## [DATASET EXCERPTS]
-*-

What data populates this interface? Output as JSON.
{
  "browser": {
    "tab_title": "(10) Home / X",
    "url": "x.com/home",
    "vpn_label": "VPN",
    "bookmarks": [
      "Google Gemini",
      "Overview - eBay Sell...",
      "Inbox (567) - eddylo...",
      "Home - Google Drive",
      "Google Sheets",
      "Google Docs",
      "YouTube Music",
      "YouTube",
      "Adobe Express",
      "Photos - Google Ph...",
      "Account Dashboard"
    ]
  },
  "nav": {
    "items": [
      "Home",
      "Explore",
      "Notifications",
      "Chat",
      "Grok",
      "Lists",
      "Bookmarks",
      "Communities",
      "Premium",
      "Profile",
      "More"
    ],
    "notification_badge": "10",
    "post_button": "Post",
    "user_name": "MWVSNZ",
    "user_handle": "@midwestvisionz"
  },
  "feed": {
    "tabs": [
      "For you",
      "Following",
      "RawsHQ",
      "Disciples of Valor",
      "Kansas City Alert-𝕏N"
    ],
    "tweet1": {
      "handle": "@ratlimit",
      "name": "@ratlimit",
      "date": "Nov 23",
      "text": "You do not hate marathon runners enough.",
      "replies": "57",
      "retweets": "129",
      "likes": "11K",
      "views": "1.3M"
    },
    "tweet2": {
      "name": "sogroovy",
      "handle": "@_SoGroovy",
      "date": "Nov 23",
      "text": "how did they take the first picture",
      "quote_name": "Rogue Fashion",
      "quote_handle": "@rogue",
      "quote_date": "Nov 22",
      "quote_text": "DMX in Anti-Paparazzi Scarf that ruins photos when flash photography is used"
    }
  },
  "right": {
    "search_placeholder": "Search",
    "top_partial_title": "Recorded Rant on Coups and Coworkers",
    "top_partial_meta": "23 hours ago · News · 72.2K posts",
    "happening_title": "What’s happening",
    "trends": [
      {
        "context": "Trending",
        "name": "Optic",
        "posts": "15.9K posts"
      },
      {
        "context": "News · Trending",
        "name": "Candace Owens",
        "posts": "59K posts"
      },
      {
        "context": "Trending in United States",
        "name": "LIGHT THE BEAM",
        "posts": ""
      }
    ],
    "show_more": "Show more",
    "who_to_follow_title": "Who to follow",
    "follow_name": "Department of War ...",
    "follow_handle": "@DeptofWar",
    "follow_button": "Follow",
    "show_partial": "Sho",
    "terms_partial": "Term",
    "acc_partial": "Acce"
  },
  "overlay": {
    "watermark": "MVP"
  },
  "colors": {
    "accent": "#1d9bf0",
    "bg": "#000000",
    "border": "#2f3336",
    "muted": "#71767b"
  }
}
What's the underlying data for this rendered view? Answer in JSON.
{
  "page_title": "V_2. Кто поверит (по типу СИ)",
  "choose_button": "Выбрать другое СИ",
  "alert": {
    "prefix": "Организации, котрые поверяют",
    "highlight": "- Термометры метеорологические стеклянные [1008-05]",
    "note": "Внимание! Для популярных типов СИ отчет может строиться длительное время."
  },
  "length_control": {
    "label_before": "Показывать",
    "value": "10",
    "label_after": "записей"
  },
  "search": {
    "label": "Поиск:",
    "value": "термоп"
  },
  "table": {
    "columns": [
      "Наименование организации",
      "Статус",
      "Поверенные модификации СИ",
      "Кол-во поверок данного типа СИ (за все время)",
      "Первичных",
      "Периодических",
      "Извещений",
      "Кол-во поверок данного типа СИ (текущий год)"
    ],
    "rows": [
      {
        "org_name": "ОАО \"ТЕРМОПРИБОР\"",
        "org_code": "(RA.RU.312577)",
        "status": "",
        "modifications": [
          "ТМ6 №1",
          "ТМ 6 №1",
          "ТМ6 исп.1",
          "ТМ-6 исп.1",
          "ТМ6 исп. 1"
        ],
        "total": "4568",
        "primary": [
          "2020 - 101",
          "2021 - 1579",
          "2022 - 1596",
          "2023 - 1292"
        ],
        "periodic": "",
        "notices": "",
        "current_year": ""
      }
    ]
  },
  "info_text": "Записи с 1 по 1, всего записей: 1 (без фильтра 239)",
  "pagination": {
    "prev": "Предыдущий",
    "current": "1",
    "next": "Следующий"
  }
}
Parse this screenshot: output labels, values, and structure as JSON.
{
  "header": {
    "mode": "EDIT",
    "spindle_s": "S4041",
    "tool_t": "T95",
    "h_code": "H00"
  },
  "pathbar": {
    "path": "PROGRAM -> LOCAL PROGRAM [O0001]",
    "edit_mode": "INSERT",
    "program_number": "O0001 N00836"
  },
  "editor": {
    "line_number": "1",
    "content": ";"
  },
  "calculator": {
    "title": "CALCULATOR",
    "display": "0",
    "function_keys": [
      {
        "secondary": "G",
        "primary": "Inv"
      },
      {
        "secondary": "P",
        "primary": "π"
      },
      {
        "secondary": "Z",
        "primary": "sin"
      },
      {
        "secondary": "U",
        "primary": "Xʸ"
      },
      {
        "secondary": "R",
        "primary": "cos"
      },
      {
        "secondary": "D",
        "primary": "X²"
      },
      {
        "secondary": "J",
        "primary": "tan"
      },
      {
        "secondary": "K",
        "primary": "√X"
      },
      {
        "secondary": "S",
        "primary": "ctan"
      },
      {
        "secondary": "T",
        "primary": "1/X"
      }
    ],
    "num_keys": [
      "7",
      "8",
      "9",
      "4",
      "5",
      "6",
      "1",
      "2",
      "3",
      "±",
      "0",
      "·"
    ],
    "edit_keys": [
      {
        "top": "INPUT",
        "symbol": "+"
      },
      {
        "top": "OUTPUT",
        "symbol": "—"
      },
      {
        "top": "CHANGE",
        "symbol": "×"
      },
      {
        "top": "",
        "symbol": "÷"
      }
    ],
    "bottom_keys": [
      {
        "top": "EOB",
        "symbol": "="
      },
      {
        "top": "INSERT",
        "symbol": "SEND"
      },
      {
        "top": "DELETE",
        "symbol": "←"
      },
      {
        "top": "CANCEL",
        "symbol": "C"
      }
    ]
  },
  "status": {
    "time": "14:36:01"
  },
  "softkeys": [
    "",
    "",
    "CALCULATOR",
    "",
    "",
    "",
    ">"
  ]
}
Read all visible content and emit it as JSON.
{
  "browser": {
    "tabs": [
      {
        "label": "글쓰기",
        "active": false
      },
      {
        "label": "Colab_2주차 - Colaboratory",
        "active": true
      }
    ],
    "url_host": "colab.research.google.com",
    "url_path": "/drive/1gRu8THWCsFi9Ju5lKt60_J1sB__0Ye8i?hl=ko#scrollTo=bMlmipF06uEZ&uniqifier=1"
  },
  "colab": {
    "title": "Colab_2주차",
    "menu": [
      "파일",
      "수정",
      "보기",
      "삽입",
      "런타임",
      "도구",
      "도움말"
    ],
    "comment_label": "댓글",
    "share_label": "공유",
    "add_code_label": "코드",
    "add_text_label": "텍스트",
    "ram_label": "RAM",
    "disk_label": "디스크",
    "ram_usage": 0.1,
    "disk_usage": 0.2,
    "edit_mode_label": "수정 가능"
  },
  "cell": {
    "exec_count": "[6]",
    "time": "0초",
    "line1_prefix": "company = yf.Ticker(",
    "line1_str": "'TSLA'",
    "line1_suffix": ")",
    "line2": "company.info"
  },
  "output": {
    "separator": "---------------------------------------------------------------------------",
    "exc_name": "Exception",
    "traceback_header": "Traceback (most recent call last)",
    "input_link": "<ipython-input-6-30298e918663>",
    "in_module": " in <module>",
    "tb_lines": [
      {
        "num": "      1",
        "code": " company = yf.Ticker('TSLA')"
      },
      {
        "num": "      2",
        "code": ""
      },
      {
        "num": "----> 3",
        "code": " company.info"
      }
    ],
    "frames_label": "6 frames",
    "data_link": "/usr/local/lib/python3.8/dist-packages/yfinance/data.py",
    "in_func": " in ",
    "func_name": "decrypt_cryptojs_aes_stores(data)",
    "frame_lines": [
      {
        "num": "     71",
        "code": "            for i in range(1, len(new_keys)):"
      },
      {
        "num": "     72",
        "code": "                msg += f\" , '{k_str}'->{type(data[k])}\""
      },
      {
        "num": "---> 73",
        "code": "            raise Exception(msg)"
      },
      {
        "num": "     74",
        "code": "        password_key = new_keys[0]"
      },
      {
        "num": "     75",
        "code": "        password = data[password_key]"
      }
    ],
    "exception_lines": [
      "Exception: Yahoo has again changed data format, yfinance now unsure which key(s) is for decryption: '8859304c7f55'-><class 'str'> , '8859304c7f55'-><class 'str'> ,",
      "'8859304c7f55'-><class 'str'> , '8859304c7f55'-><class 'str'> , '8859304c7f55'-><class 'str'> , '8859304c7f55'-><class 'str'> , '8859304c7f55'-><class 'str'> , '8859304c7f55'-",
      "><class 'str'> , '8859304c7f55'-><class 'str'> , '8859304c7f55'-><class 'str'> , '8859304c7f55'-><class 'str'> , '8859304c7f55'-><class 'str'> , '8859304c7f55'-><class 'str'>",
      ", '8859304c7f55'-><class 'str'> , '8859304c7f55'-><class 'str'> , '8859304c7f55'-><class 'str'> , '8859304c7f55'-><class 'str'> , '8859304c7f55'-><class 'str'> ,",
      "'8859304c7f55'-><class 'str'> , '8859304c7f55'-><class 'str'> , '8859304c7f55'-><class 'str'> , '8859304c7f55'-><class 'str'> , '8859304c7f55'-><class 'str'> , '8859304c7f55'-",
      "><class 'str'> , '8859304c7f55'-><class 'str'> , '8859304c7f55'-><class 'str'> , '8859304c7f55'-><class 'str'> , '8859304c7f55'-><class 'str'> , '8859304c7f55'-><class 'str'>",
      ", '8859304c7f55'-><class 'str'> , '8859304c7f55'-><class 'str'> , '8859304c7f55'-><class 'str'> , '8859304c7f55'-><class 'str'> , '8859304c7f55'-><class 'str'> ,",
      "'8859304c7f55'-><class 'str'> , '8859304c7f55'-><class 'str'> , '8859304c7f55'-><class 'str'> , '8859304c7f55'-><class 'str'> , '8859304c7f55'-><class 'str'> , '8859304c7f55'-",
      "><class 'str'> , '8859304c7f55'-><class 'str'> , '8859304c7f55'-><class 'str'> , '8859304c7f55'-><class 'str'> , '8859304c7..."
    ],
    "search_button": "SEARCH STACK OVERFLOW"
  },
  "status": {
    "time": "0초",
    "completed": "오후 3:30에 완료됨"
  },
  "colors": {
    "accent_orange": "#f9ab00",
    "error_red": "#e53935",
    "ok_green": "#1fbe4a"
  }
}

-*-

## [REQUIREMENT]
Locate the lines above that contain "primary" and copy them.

## [RESPONSE BOX]
        "primary": [
        "primary": "Inv"
        "primary": "π"
        "primary": "sin"
        "primary": "Xʸ"
        "primary": "cos"
        "primary": "X²"
        "primary": "tan"
        "primary": "√X"
        "primary": "ctan"
        "primary": "1/X"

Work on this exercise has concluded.